Avoid the usage of contaminated razors

Do not to use contaminated razors while having your hair shaved. A lot of contagious and blood transmitted diseases can be communicated in this way. Use disposable razors and dispose them safely once they have been used.

Use of masks

If you decide on using nose and mouth masks it is highly recommended that you change them frequently because they concentrate a good deal of dust, dirt and germs.

Stay clear of wide-open spaces

To sleep on the streets or under bridges throughout the Hajj season is harmful as these are ideal places for the spread of infectious diseases. It also cause fatigue and exhaustion to those who sleep in the open and exposes them to sunstrokes.

No smoking

The harmful effects of smoking are too evident to be denied. There is a consensus among contemporary scholars that it is prohibited. The harmful effects are not confined to the smoker himself but the non-smokers around him through passive smoking.

First-Aid kits

Remember to pack a personal medical kit containing first-aid supplies, and adequate amounts of prescription medication in original containers.

Practice good personal hygiene
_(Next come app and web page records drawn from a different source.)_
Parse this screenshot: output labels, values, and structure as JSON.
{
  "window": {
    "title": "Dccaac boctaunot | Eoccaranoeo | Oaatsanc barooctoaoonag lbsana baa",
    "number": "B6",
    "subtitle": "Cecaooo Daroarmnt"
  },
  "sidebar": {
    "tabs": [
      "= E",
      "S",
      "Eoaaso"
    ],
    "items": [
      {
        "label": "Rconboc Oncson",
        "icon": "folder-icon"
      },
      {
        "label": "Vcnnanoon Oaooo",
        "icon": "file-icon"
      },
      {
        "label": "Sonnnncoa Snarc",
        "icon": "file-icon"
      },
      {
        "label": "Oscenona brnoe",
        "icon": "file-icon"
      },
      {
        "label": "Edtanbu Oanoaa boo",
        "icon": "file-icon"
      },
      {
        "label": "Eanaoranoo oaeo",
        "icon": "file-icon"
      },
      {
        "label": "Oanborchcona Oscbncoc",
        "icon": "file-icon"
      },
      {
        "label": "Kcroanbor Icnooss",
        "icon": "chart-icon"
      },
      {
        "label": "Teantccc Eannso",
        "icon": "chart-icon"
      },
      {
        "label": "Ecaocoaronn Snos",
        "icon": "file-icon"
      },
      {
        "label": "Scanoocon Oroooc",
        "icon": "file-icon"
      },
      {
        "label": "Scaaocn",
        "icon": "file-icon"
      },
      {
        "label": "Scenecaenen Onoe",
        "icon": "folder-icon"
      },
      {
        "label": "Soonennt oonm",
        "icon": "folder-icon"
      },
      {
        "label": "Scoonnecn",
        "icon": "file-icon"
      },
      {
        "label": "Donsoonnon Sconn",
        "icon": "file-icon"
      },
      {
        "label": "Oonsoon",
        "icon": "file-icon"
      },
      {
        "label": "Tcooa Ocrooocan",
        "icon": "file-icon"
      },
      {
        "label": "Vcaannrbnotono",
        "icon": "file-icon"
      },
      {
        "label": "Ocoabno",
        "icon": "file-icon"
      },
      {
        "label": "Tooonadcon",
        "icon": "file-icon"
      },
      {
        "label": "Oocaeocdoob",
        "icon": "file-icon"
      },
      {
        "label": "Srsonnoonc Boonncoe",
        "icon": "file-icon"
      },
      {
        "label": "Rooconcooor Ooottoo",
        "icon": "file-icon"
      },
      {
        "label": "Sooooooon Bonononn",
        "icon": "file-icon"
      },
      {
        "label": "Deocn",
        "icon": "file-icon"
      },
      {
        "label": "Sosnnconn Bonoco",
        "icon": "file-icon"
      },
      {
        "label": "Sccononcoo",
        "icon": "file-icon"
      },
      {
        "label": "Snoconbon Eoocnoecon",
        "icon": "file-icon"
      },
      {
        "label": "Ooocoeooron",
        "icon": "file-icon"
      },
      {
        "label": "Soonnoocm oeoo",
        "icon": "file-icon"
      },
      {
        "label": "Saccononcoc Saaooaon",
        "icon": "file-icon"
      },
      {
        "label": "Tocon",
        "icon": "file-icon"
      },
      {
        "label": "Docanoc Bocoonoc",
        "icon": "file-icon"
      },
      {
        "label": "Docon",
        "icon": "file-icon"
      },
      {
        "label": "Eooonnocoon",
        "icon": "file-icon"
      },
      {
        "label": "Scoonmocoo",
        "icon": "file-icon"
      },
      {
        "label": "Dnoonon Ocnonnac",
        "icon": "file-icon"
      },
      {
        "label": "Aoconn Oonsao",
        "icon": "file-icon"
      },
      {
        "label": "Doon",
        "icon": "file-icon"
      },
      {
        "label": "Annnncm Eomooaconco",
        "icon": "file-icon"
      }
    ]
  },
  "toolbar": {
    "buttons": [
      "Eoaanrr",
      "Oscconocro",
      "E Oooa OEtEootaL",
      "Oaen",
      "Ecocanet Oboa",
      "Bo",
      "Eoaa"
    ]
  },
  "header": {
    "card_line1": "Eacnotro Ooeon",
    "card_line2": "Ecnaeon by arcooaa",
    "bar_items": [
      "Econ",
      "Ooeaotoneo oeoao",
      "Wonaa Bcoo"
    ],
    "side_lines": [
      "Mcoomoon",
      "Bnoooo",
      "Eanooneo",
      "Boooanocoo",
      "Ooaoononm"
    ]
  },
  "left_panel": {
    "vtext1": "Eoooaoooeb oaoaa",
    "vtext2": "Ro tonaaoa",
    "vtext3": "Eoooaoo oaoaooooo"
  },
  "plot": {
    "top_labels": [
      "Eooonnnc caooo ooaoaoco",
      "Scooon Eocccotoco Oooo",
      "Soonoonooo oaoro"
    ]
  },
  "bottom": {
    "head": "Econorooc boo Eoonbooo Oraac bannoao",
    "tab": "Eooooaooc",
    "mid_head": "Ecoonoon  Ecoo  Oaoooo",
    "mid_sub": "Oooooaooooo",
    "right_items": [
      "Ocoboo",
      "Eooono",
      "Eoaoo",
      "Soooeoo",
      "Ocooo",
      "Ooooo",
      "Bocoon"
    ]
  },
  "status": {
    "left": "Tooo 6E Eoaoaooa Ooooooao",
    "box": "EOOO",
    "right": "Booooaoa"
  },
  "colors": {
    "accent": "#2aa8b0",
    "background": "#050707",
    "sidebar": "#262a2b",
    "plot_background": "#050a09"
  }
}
  • Take all the equipment you need for personal cleanliness.
  • Dispose litter in baskets provided for the purpose.
  • Do not spit on the ground.
  • In order to avoid infectious disease, use the toilets for urination and defecation. Use them properly and keep them clean for others.

Exercise

Fatigue and lack of sleep from the physically demanding regimen of Hajj rites can lower immunity and resistance, making pilgrims more vulnerable to disease. Getting and staying in good physical shape by regular exercise can ward off illness.

In conclusion, it is a Muslim’s belief that everything that happens in this world is by the will of Allah. Similarly, any illness or misfortune that may or may not befall us is by the will of Allah. Whilst it is true that we should accept whatever “misfortune” befalls us, we are also taught to avoid or reduce the possibility of these “misfortunes” by taking positive steps. We must make all these preparations as they are in line with a well-known saying of Prophet Muhammad (sa),“Tie your camel, then put your trust in Allah.”

Note: The above are general guidelines and are not intended to be a substitute for a consultation with a knowledgeable Hajj travel physician.

Required vaccines for Pakistani Pilgrims

Pakistani Muslims, travelling to Saudi Arabia require a visa, a passport, and proof of having received the inoculations required of any Pakistani citizen going abroad.

Saudi Arabia mandates that travellers to Hajj be vaccinated against meningitis to help prevent illness from contaminated food and water sources. The large crowds strain Saudi Arabia’s sanitation services.

Some physicians also suggest additional vaccinations to protect against typhoid fever, pneumonia, diphtheria / tetanus and malaria.